What is being asked:
For every line in the entries that contains "ПОВЕДІНКИ", show the whole line.
----------
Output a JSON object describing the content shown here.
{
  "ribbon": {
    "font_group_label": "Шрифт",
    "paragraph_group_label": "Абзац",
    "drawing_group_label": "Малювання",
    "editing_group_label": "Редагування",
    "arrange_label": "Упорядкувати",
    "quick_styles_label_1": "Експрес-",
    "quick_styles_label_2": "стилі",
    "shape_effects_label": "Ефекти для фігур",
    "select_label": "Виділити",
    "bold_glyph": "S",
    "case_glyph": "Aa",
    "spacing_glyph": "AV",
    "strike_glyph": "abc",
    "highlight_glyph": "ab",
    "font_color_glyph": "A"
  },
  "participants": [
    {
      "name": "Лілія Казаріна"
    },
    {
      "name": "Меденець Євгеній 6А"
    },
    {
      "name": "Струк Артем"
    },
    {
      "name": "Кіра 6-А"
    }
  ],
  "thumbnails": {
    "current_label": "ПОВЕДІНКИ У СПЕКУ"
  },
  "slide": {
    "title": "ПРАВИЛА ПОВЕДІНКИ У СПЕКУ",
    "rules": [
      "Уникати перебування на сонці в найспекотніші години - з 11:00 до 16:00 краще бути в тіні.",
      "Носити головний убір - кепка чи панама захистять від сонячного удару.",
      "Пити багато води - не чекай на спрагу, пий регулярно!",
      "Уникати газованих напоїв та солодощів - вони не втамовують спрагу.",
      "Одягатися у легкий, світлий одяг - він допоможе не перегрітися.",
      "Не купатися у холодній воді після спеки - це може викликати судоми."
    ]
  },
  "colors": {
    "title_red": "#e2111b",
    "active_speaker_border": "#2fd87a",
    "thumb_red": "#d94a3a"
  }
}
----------
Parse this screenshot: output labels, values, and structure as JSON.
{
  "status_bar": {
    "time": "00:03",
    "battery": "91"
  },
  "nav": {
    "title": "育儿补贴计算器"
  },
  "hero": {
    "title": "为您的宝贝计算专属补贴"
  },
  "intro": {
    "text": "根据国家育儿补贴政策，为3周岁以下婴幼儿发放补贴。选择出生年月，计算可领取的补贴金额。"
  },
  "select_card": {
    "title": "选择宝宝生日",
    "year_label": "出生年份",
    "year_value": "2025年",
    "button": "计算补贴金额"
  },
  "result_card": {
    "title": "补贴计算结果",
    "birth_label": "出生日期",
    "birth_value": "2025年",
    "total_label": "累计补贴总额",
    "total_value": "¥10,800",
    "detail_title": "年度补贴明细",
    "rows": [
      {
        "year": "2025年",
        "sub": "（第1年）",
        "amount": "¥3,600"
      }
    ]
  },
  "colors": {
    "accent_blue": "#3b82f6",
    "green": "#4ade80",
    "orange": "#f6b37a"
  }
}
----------
Result below:
    "current_label": "ПОВЕДІНКИ У СПЕКУ"
    "title": "ПРАВИЛА ПОВЕДІНКИ У СПЕКУ",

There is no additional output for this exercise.